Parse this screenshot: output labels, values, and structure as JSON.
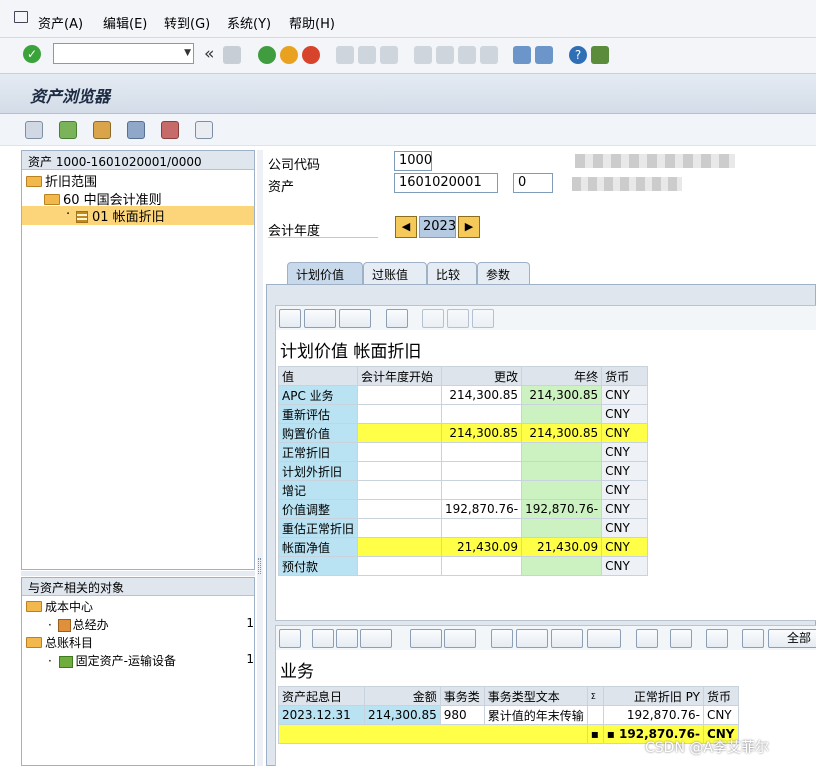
{
  "menu": {
    "items": [
      "资产(A)",
      "编辑(E)",
      "转到(G)",
      "系统(Y)",
      "帮助(H)"
    ]
  },
  "toolbar": {
    "back_glyph": "«"
  },
  "title": "资产浏览器",
  "tree": {
    "header": "资产 1000-1601020001/0000",
    "nodes": [
      "折旧范围",
      "60  中国会计准则",
      "01  帐面折旧"
    ]
  },
  "related": {
    "header": "与资产相关的对象",
    "nodes": [
      "成本中心",
      "总经办",
      "总账科目",
      "固定资产-运输设备"
    ],
    "suffix": [
      "1",
      "1"
    ]
  },
  "form": {
    "company_code_label": "公司代码",
    "company_code": "1000",
    "asset_label": "资产",
    "asset_main": "1601020001",
    "asset_sub": "0",
    "fiscal_year_label": "会计年度",
    "fiscal_year": "2023"
  },
  "tabs": [
    "计划价值",
    "过账值",
    "比较",
    "参数"
  ],
  "planned": {
    "title": "计划价值 帐面折旧",
    "columns": [
      "值",
      "会计年度开始",
      "更改",
      "年终",
      "货币"
    ],
    "rows": [
      {
        "name": "APC 业务",
        "start": "",
        "change": "214,300.85",
        "end": "214,300.85",
        "cur": "CNY",
        "highlight": false
      },
      {
        "name": "重新评估",
        "start": "",
        "change": "",
        "end": "",
        "cur": "CNY",
        "highlight": false
      },
      {
        "name": "购置价值",
        "start": "",
        "change": "214,300.85",
        "end": "214,300.85",
        "cur": "CNY",
        "highlight": true
      },
      {
        "name": "正常折旧",
        "start": "",
        "change": "",
        "end": "",
        "cur": "CNY",
        "highlight": false
      },
      {
        "name": "计划外折旧",
        "start": "",
        "change": "",
        "end": "",
        "cur": "CNY",
        "highlight": false
      },
      {
        "name": "增记",
        "start": "",
        "change": "",
        "end": "",
        "cur": "CNY",
        "highlight": false
      },
      {
        "name": "价值调整",
        "start": "",
        "change": "192,870.76-",
        "end": "192,870.76-",
        "cur": "CNY",
        "highlight": false
      },
      {
        "name": "重估正常折旧",
        "start": "",
        "change": "",
        "end": "",
        "cur": "CNY",
        "highlight": false
      },
      {
        "name": "帐面净值",
        "start": "",
        "change": "21,430.09",
        "end": "21,430.09",
        "cur": "CNY",
        "highlight": true
      },
      {
        "name": "预付款",
        "start": "",
        "change": "",
        "end": "",
        "cur": "CNY",
        "highlight": false
      }
    ]
  },
  "transactions": {
    "title": "业务",
    "all_button": "全部",
    "columns": [
      "资产起息日",
      "金额",
      "事务类",
      "事务类型文本",
      "Σ",
      "正常折旧 PY",
      "货币"
    ],
    "rows": [
      {
        "date": "2023.12.31",
        "amount": "214,300.85",
        "type": "980",
        "text": "累计值的年末传输",
        "sigma": "",
        "dep": "192,870.76-",
        "cur": "CNY"
      }
    ],
    "total": {
      "sigma": "▪",
      "dep": "▪ 192,870.76-",
      "cur": "CNY"
    }
  },
  "watermark": "CSDN @A李艾菲尔"
}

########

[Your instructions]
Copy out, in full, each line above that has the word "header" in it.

[Result below]
    "header": "资产 1000-1601020001/0000",
    "header": "与资产相关的对象",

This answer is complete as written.